Rare Roast Beef with Gravy

Rare Roast Beef with Gravy
Contributor
Rare Roast Beef with Gravy
Dan Jones

Rare Roast Beef with Gravy

Thin slices of rare beef and a river of golden gravy is a kitchen essential. This less traditional method of roasting is my default. The lower temperature makes for supremely tender meat and elevates lesser cuts of meat, making it great for bottom round as well as the sirloin suggested here, which is for more of a special treat. — Anne Bell, Low Carb Revolution : Comfort Eating for Good Health.

6
Servings
156
Calories Per Serving
Deliver Ingredients

Notes

For an even richer flavor, you could use a little Madeira or medium sherry in place of the same amount of red wine here.

Ingredients

For the beef:

  • 1 Tablespoon vegetable oil
  • 1 3-pound sirloin roast
  • 1 scant teaspoon English mustard powder
  • Sea salt and freshly ground black pepper
  • 1 heaping tablespoon grainy mustard

For the gravy:

  • 2 Tablespoons vegetable oil
  • 4 Cups mixture of diced onion, celery, carrot, and leek
  • 2 cloves garlic, peeled and finely chopped
  • 2/3 Cups red wine
  • 1 2/3 Cup beef stock

Directions

For the beef:

Preheat the oven to 300 degrees F

Heat the oil in a large frying pan with a heatproof handle over high heat. Use a tea strainer or small sieve to dust the fat and underside of the roast with the mustard powder, and season it. Sear on all sides until golden — the ends, too — it should be well browned because you’re roasting at a low temperature. Brush half the grainy mustard over the bottom of the meat with a pastry brush, and the rest over the top. Transfer the beef in the frying pan to the oven and roast for 50 minutes for rare, then remove from the oven, loosely cover with foil, and leave it to rest for 20 minutes. (I have a habit of forgetting that the handle of the pan is hot, so leaving a towel wrapped around it isn’t a bad idea.) Thinly carve and serve with the gravy the cold meat is also great sandwich material.

For the gravy:

Heat the oil in a large saucepan over medium heat, add the vegetables, and cook for 30 to 35 minutes, stirring occasionally, until really well browned, almost black. Add the garlic a few minutes before the end, and then gradually pour in the red wine, and cook for a couple of minutes. Stir in the stock in two or three additions, add some strong seasoning, and simmer for about 5 minutes. Pass the gravy through a sieve, pressing out as much as possible from the vegetables. If it tastes at all thin, you can simmer it for a few minutes longer, and check the seasoning. If you let it stand for any length of time, there may be a little oil on the surface, which you can skim off. Add any juices given out when you slice the beef.
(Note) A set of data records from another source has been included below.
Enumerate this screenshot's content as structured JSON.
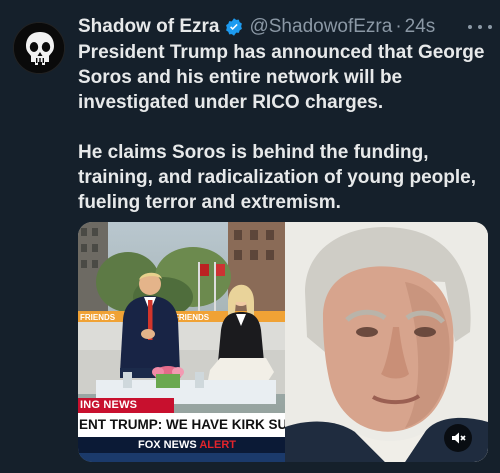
{
  "author": {
    "display_name": "Shadow of Ezra",
    "handle": "@ShadowofEzra",
    "separator": "·",
    "timestamp": "24s"
  },
  "post": {
    "paragraph_1": "President Trump has announced that George Soros and his entire network will be investigated under RICO charges.",
    "paragraph_2": "He claims Soros is behind the funding, training, and radicalization of young people, fueling terror and extremism."
  },
  "media": {
    "news_label": "ING NEWS",
    "headline": "ENT TRUMP: WE HAVE KIRK SUSPECT",
    "network": "FOX NEWS",
    "alert": "ALERT",
    "set_text_left": "FRIENDS",
    "set_text_right": "FRIENDS"
  },
  "icons": {
    "avatar": "skull-avatar",
    "verified": "verified-badge-icon",
    "more": "more-options-icon",
    "mute": "mute-icon"
  },
  "colors": {
    "background": "#15202b",
    "verified_blue": "#1d9bf0",
    "secondary_text": "#8b98a5",
    "fox_red": "#c8102e"
  }
}
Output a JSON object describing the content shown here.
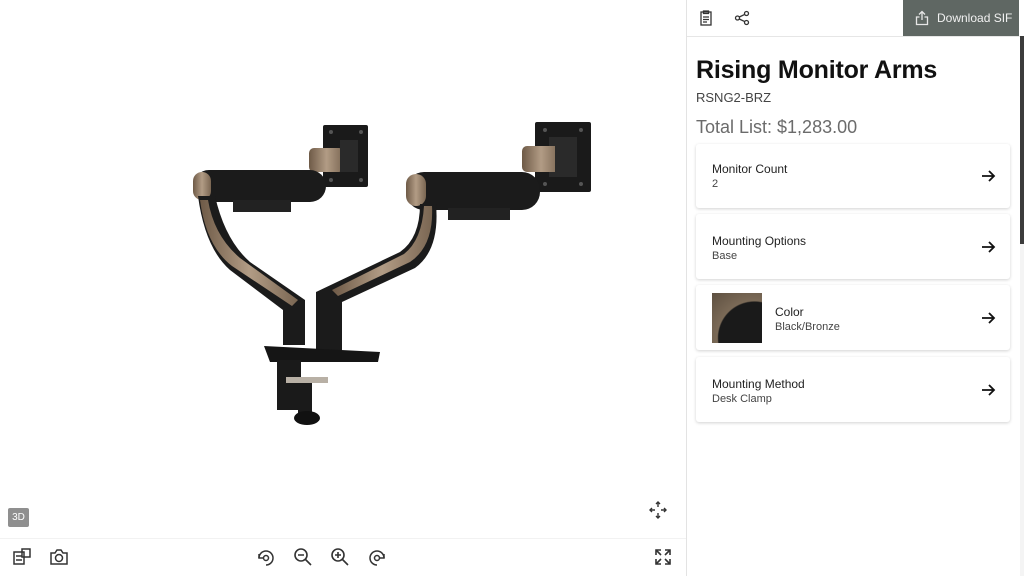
{
  "header": {
    "download_label": "Download SIF",
    "icons": [
      "clipboard-icon",
      "share-icon",
      "upload-icon"
    ]
  },
  "product": {
    "title": "Rising Monitor Arms",
    "sku": "RSNG2-BRZ",
    "total": "Total List: $1,283.00"
  },
  "options": [
    {
      "label": "Monitor Count",
      "value": "2"
    },
    {
      "label": "Mounting Options",
      "value": "Base"
    },
    {
      "label": "Color",
      "value": "Black/Bronze"
    },
    {
      "label": "Mounting Method",
      "value": "Desk Clamp"
    }
  ],
  "viewer": {
    "mode_badge": "3D",
    "toolbar_icons": [
      "ar-view-icon",
      "camera-icon",
      "rotate-left-icon",
      "zoom-out-icon",
      "zoom-in-icon",
      "rotate-right-icon",
      "fullscreen-icon"
    ],
    "recenter_icon": "recenter-icon"
  },
  "colors": {
    "download_bg": "#5f6763",
    "arm_black": "#1b1b1b",
    "bronze": "#8a7560",
    "scroll_thumb": "#3c3c3c"
  }
}
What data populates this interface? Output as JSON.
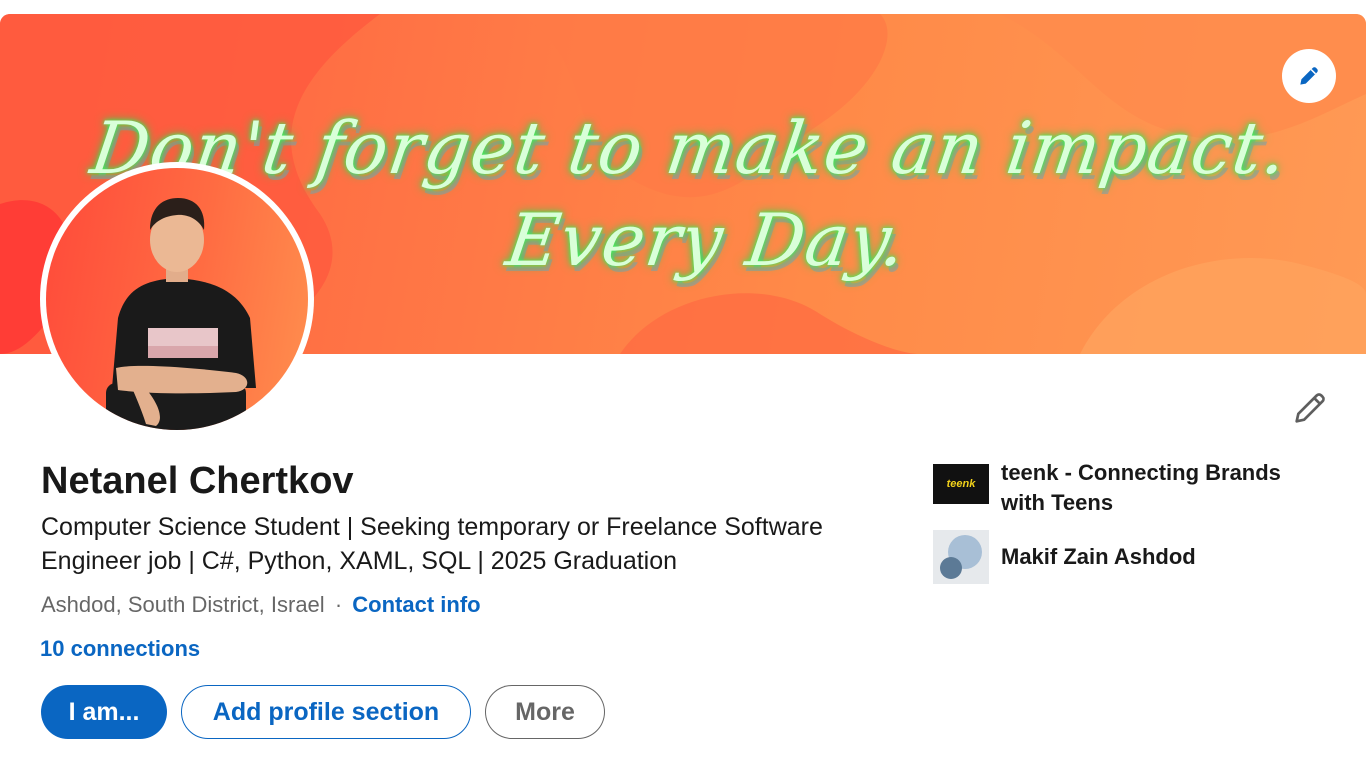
{
  "banner": {
    "quote_line1": "Don't forget to make an impact.",
    "quote_line2": "Every Day."
  },
  "profile": {
    "name": "Netanel Chertkov",
    "headline": "Computer Science Student | Seeking temporary or Freelance Software Engineer job | C#, Python, XAML, SQL | 2025 Graduation",
    "location": "Ashdod, South District, Israel",
    "separator": "·",
    "contact_info": "Contact info",
    "connections": "10 connections"
  },
  "actions": {
    "primary": "I am...",
    "add_section": "Add profile section",
    "more": "More"
  },
  "affiliations": [
    {
      "name": "teenk - Connecting Brands with Teens",
      "logo_text": "teenk"
    },
    {
      "name": "Makif Zain Ashdod"
    }
  ],
  "colors": {
    "accent": "#0a66c2",
    "banner_start": "#ff5c40",
    "banner_end": "#ff9a55",
    "neon_text": "#d9ffd9"
  }
}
Thickened gravy: If you want to thicken the gravy slightly, add 2 teaspoons flour to the pan after cooking the vegetables, then add the wine and cook, stirring, for a couple of minutes until it thickens.

Nutritional Facts

Total Fat
4g
6%
Saturated Fat
2g
8%
Cholesterol
45mg
15%
Carbohydrate, by difference
11g
8%
Protein
16g
35%
Vitamin A, RAE
30µg
4%
Vitamin B-12
2µg
83%
Vitamin C, total ascorbic acid
3mg
4%
Vitamin K (phylloquinone)
1µg
1%
Calcium, Ca
22mg
2%
Choline, total
41mg
10%
Fiber, total dietary
1g
4%
Fluoride, F
23µg
1%
Folate, total
8µg
2%
Iron, Fe
2mg
11%
Magnesium, Mg
22mg
7%
Niacin
3mg
21%
Phosphorus, P
133mg
19%
Selenium, Se
16µg
29%
Sodium, Na
52mg
3%
Water
178g
7%
Zinc, Zn
5mg
63%

Roast Beef Shopping Tip

Most cattle are fed a diet of grass until they are sent to a feedlot – where they are finished on corn. When possible, choose beef from cattle that are “100% grass fed” - it will be more expensive, but better for your health.

Roast Beef Cooking Tip

The method used to cook beef is dependent on the cut. Cuts that are more tender, like filet mignon, should be cooked for a relatively short amount of time over high heat by grilling or sautéing. While less tender cuts, like brisket and short ribs, should be cooked for a longer time with lower heat by braising or stewing.

Roast Beef Wine Pairing

Pinot noir, gamay, merlot, zinfandel, carménère, pinotage, or grenache with grilled, roasted, or other simply cooked chicken; chardonnay, pinot gris/grigio, pinot blanc, or chenin blanc with chicken in cream or light tomato sauce or with chicken crêpes or croquettes; sauvignon blanc or sémillon with fried chicken; viognier with spiced chicken dishes.